You’ve seen them on T.V. and encountered these clinical angels in real-life. Registered nurses (RNs) are the backbone of the healthcare profession. They perform their life-saving duties in clinical settings across the U.S. As a career profession, having an R.N. designation means you will have your pick of jobs in the coming years. The latest data shows the U.S. will need 13 million nurses to join the profession in the next decade to keep up with demand.
In this blog, we’re shining a career spotlight on R.N.s. We’ll discuss the basics of the job, what education path most people take, and the personal qualities that make a good R.N. We’ll also touch on the different specialties you can go into once you become an R.N. If you’re ready to explore a career as an R.N., browse our open roles today!
Understanding the R.N. Role
R.N.s provide necessary care and caring to patients within the medical field. These professionals do it all: From communicating care instructions to patients to providing it. Nurses can:
- Administer treatments to patients.
- Assist doctors in treating patients.
- Coordinate specialty care teams.
- Perform diagnostic testing.
- Operate medical equipment.
- Comfort patients and families
- Follow up on patient care.
- And more!
An R.N. can work in a variety of settings. There are R.N.s in schools and prisons as well as nursing homes and hospitals. You’ll see a nurse in an E.R. and nurses even participate in surgical procedures. Some of the settings you’ll encounter as an R.N. include:
- Private and public hospitals where you will typically work as part of a specialized unit, such as intensive care (ICU) or the emergency department (E.R.).

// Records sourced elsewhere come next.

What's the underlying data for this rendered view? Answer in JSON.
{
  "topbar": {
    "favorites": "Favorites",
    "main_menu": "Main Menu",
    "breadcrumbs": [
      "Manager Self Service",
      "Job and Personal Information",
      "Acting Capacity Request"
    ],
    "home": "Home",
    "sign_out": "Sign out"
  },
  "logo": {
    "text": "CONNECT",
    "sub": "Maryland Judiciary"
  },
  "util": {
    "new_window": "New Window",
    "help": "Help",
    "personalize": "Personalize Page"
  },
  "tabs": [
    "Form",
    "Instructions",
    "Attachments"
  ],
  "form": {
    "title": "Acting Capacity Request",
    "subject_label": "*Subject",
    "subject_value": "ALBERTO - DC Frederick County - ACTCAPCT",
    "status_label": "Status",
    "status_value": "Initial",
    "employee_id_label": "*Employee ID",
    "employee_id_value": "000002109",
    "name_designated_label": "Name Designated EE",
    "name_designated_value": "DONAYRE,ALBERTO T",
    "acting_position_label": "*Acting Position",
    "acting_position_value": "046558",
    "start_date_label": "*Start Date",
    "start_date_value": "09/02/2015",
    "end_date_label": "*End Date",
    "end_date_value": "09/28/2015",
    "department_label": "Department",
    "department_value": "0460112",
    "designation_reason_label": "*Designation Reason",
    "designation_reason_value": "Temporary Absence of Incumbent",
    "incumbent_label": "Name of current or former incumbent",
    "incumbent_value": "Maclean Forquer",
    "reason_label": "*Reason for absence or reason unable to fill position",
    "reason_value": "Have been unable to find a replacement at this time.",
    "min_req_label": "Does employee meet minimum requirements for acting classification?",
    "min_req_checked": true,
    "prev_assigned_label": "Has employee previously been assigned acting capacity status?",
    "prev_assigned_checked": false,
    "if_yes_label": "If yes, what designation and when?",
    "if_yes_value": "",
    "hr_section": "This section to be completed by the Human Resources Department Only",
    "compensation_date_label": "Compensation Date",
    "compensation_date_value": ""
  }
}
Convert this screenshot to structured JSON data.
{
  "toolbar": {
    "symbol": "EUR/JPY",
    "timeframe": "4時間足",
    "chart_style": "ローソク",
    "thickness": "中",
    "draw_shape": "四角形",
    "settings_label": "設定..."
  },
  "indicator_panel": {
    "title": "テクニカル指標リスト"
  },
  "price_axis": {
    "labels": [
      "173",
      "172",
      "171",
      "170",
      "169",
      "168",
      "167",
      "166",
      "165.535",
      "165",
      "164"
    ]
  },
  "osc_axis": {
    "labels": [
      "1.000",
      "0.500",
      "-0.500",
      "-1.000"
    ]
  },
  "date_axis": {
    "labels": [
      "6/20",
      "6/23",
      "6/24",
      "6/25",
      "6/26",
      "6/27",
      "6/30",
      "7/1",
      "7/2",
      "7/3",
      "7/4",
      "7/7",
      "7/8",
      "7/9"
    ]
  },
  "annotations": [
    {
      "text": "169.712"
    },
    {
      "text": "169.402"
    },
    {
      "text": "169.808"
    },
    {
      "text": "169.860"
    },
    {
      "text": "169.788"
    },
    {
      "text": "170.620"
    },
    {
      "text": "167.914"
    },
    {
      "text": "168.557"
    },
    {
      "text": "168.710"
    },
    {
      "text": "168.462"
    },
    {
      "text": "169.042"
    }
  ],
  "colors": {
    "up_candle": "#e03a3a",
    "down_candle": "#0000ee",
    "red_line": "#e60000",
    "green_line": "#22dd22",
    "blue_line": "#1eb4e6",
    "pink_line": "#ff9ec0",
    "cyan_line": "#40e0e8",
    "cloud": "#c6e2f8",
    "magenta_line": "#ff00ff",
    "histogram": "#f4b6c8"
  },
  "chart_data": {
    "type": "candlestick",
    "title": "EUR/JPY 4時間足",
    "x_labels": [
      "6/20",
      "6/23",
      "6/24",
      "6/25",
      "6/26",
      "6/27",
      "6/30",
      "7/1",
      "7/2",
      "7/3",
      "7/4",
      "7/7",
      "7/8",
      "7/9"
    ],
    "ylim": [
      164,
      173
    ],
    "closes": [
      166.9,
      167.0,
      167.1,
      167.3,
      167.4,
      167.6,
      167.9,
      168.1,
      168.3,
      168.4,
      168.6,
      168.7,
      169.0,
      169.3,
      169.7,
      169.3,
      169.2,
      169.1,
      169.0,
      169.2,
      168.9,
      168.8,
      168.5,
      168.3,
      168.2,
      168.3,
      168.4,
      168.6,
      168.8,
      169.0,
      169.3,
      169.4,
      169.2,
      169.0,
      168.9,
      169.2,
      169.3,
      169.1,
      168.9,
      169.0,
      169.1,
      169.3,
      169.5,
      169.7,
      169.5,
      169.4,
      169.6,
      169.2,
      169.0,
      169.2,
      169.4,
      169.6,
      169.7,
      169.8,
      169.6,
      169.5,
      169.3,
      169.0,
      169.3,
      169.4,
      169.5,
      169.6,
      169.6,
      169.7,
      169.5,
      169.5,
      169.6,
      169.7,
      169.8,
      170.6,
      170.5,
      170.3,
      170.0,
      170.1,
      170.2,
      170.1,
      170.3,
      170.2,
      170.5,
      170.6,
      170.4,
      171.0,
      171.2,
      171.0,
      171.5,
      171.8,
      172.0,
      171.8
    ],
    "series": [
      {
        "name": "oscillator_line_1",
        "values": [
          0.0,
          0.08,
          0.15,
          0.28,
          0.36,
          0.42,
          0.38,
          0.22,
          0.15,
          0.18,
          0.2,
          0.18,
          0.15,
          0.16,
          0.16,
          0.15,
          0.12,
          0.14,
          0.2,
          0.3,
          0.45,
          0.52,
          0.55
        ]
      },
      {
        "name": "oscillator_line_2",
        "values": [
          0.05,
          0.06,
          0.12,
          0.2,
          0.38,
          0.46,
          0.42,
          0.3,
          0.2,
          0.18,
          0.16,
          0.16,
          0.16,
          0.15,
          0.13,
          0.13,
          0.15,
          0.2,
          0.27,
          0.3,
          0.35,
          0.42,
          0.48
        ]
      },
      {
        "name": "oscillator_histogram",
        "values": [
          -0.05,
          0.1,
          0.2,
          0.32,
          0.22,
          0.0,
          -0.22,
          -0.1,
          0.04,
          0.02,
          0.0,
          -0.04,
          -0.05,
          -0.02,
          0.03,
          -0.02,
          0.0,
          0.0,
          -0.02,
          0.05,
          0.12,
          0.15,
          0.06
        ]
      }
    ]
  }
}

- Ambulatory health clinics are often specialized around care delivery. For example, there are freestanding surgical hospitals devoted to orthopedics and clinics that provide dialysis treatment—to name just two of the many options out there.
- Residential care and nursing facilities typically provide long-term care to the elderly and infirm. There are also facilities that offer rehabilitative treatment for patients trying to recover from surgery or a traumatic accident.
- Private medical practices are often the first point of care for patients. Many build long-term relationships with their patients, and you’ll find nurses working hard to build your trust and treat your illnesses.
While the settings for nursing vary, so too do the specialty areas you can pursue as an R.N. For example, you could pursue an Associates Degree (ADN) in nursing or a Bachelor’s (BSN), however many nurses stay in school or go back to receive a Master’s Degree (MSN). The MSN prepares you to take on supervisory and administrative positions within a healthcare setting.
Then there are the medical specialty areas to pursue. You could become a gerontology nurse and work with the elderly. On the opposite side of the spectrum, you could become a neonatal or a pediatric nurse. There are jobs and rewarding work for all of these professions—and more.
If you have a desire to heal and help people and are ready to change your career path, perhaps nursing is the right profession to consider. A.G. Globe is standing by to help you find your dream R.N. job. If you’re thinking about a career move, check out our job listings and get in touch with our team.